> _Exercise requirements_: Each line in the listing is to be restated exactly.

*** Opening of Data under study ***

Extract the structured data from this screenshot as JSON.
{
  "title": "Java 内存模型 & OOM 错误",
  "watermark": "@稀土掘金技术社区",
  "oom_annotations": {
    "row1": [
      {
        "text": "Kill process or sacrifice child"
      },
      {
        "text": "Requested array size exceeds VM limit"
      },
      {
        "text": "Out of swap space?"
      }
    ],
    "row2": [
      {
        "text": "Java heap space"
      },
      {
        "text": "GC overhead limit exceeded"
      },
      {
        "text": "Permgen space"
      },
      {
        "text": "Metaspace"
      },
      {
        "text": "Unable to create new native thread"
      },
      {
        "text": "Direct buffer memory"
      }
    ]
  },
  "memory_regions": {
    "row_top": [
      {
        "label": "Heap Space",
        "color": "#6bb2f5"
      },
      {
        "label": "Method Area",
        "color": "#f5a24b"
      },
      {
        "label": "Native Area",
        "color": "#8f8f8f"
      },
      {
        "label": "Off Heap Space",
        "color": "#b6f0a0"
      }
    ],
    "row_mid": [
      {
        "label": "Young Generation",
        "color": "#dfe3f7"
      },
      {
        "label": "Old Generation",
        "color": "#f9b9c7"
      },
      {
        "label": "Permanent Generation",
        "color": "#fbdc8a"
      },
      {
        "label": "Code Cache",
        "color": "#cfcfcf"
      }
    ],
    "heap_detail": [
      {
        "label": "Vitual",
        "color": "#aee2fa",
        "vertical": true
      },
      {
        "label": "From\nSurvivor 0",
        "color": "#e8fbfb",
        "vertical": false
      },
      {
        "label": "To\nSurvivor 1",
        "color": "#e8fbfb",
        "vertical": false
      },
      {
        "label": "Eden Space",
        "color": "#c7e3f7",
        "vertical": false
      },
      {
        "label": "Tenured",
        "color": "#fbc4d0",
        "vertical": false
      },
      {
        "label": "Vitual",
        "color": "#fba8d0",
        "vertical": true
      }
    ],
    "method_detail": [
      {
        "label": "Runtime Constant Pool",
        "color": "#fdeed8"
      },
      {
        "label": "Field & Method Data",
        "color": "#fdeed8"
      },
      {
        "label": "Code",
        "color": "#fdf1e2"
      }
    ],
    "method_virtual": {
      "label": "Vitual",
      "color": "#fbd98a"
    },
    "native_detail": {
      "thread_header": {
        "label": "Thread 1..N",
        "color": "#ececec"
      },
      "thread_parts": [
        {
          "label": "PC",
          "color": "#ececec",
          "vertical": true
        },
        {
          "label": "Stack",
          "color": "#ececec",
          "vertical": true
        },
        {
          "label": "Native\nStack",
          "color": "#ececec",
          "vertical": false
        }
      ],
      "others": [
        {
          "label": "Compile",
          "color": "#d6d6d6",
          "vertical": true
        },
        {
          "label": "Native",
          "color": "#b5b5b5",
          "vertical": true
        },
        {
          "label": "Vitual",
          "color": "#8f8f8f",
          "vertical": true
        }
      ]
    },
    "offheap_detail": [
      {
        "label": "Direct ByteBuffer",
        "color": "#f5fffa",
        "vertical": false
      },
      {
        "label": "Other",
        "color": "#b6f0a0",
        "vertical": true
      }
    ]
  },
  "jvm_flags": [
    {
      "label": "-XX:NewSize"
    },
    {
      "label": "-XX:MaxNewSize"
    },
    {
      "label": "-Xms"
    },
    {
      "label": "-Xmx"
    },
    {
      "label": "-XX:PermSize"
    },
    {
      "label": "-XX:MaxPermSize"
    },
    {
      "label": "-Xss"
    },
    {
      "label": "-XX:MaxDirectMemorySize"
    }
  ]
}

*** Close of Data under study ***

> _Answer space_:
Extract the structured data from this screenshot as JSON.
{
  "title": "Java 内存模型 & OOM 错误",
  "watermark": "@稀土掘金技术社区",
  "oom_annotations": {
    "row1": [
      {
        "text": "Kill process or sacrifice child"
      },
      {
        "text": "Requested array size exceeds VM limit"
      },
      {
        "text": "Out of swap space?"
      }
    ],
    "row2": [
      {
        "text": "Java heap space"
      },
      {
        "text": "GC overhead limit exceeded"
      },
      {
        "text": "Permgen space"
      },
      {
        "text": "Metaspace"
      },
      {
        "text": "Unable to create new native thread"
      },
      {
        "text": "Direct buffer memory"
      }
    ]
  },
  "memory_regions": {
    "row_top": [
      {
        "label": "Heap Space",
        "color": "#6bb2f5"
      },
      {
        "label": "Method Area",
        "color": "#f5a24b"
      },
      {
        "label": "Native Area",
        "color": "#8f8f8f"
      },
      {
        "label": "Off Heap Space",
        "color": "#b6f0a0"
      }
    ],
    "row_mid": [
      {
        "label": "Young Generation",
        "color": "#dfe3f7"
      },
      {
        "label": "Old Generation",
        "color": "#f9b9c7"
      },
      {
        "label": "Permanent Generation",
        "color": "#fbdc8a"
      },
      {
        "label": "Code Cache",
        "color": "#cfcfcf"
      }
    ],
    "heap_detail": [
      {
        "label": "Vitual",
        "color": "#aee2fa",
        "vertical": true
      },
      {
        "label": "From\nSurvivor 0",
        "color": "#e8fbfb",
        "vertical": false
      },
      {
        "label": "To\nSurvivor 1",
        "color": "#e8fbfb",
        "vertical": false
      },
      {
        "label": "Eden Space",
        "color": "#c7e3f7",
        "vertical": false
      },
      {
        "label": "Tenured",
        "color": "#fbc4d0",
        "vertical": false
      },
      {
        "label": "Vitual",
        "color": "#fba8d0",
        "vertical": true
      }
    ],
    "method_detail": [
      {
        "label": "Runtime Constant Pool",
        "color": "#fdeed8"
      },
      {
        "label": "Field & Method Data",
        "color": "#fdeed8"
      },
      {
        "label": "Code",
        "color": "#fdf1e2"
      }
    ],
    "method_virtual": {
      "label": "Vitual",
      "color": "#fbd98a"
    },
    "native_detail": {
      "thread_header": {
        "label": "Thread 1..N",
        "color": "#ececec"
      },
      "thread_parts": [
        {
          "label": "PC",
          "color": "#ececec",
          "vertical": true
        },
        {
          "label": "Stack",
          "color": "#ececec",
          "vertical": true
        },
        {
          "label": "Native\nStack",
          "color": "#ececec",
          "vertical": false
        }
      ],
      "others": [
        {
          "label": "Compile",
          "color": "#d6d6d6",
          "vertical": true
        },
        {
          "label": "Native",
          "color": "#b5b5b5",
          "vertical": true
        },
        {
          "label": "Vitual",
          "color": "#8f8f8f",
          "vertical": true
        }
      ]
    },
    "offheap_detail": [
      {
        "label": "Direct ByteBuffer",
        "color": "#f5fffa",
        "vertical": false
      },
      {
        "label": "Other",
        "color": "#b6f0a0",
        "vertical": true
      }
    ]
  },
  "jvm_flags": [
    {
      "label": "-XX:NewSize"
    },
    {
      "label": "-XX:MaxNewSize"
    },
    {
      "label": "-Xms"
    },
    {
      "label": "-Xmx"
    },
    {
      "label": "-XX:PermSize"
    },
    {
      "label": "-XX:MaxPermSize"
    },
    {
      "label": "-Xss"
    },
    {
      "label": "-XX:MaxDirectMemorySize"
    }
  ]
}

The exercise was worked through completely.